[Aim of the task]
Copy the data verbatim and leave out every picture.

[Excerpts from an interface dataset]
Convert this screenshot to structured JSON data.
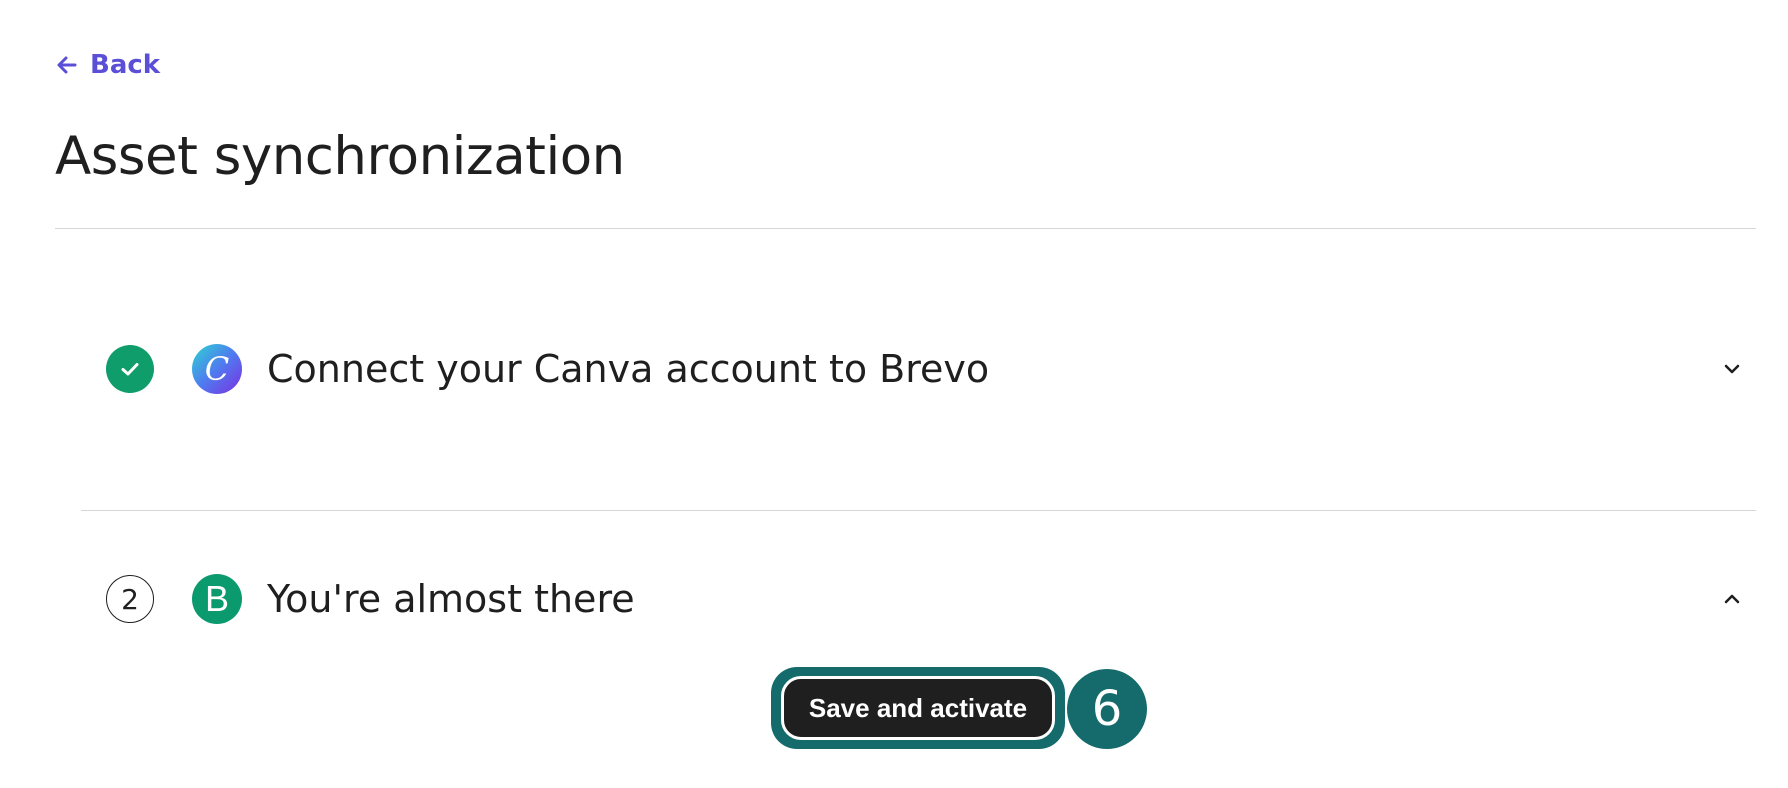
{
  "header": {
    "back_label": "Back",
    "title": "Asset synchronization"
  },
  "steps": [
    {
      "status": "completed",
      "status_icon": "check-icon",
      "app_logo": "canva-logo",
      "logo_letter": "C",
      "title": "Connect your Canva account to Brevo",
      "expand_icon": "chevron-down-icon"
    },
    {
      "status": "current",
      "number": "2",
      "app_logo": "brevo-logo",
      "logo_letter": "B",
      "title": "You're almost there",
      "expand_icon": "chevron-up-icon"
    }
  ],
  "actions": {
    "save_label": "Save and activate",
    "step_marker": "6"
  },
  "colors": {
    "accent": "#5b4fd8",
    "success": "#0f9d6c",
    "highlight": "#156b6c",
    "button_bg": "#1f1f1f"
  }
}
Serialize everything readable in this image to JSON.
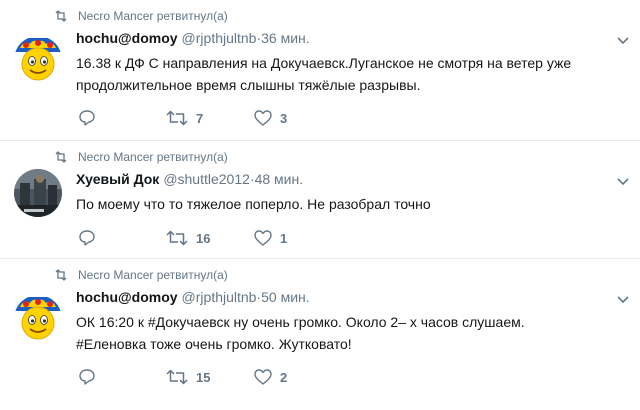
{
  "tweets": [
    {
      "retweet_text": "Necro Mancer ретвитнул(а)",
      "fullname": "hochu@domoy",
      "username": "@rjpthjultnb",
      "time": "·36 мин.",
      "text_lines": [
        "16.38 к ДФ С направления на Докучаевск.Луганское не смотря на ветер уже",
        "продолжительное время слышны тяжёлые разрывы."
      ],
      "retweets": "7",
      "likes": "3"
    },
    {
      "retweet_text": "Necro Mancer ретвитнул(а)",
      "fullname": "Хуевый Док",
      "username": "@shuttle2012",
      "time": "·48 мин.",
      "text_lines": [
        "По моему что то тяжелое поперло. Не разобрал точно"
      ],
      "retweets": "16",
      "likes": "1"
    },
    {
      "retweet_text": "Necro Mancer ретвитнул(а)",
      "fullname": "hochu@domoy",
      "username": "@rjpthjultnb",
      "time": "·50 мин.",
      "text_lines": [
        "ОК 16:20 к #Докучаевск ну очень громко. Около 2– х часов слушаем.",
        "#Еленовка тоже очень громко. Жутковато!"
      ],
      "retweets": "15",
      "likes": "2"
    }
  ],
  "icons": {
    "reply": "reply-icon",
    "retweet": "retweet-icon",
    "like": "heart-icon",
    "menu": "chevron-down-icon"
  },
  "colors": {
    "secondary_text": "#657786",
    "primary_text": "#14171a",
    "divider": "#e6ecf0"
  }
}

[Expected answer]
Convert this screenshot to structured JSON data.
{
  "header": {
    "back_label": "Back",
    "title": "Asset synchronization"
  },
  "steps": [
    {
      "status": "completed",
      "status_icon": "check-icon",
      "app_logo": "canva-logo",
      "logo_letter": "C",
      "title": "Connect your Canva account to Brevo",
      "expand_icon": "chevron-down-icon"
    },
    {
      "status": "current",
      "number": "2",
      "app_logo": "brevo-logo",
      "logo_letter": "B",
      "title": "You're almost there",
      "expand_icon": "chevron-up-icon"
    }
  ],
  "actions": {
    "save_label": "Save and activate",
    "step_marker": "6"
  },
  "colors": {
    "accent": "#5b4fd8",
    "success": "#0f9d6c",
    "highlight": "#156b6c",
    "button_bg": "#1f1f1f"
  }
}
Serialize everything readable in this image to JSON.
{
  "tweets": [
    {
      "retweet_text": "Necro Mancer ретвитнул(а)",
      "fullname": "hochu@domoy",
      "username": "@rjpthjultnb",
      "time": "·36 мин.",
      "text_lines": [
        "16.38 к ДФ С направления на Докучаевск.Луганское не смотря на ветер уже",
        "продолжительное время слышны тяжёлые разрывы."
      ],
      "retweets": "7",
      "likes": "3"
    },
    {
      "retweet_text": "Necro Mancer ретвитнул(а)",
      "fullname": "Хуевый Док",
      "username": "@shuttle2012",
      "time": "·48 мин.",
      "text_lines": [
        "По моему что то тяжелое поперло. Не разобрал точно"
      ],
      "retweets": "16",
      "likes": "1"
    },
    {
      "retweet_text": "Necro Mancer ретвитнул(а)",
      "fullname": "hochu@domoy",
      "username": "@rjpthjultnb",
      "time": "·50 мин.",
      "text_lines": [
        "ОК 16:20 к #Докучаевск ну очень громко. Около 2– х часов слушаем.",
        "#Еленовка тоже очень громко. Жутковато!"
      ],
      "retweets": "15",
      "likes": "2"
    }
  ],
  "icons": {
    "reply": "reply-icon",
    "retweet": "retweet-icon",
    "like": "heart-icon",
    "menu": "chevron-down-icon"
  },
  "colors": {
    "secondary_text": "#657786",
    "primary_text": "#14171a",
    "divider": "#e6ecf0"
  }
}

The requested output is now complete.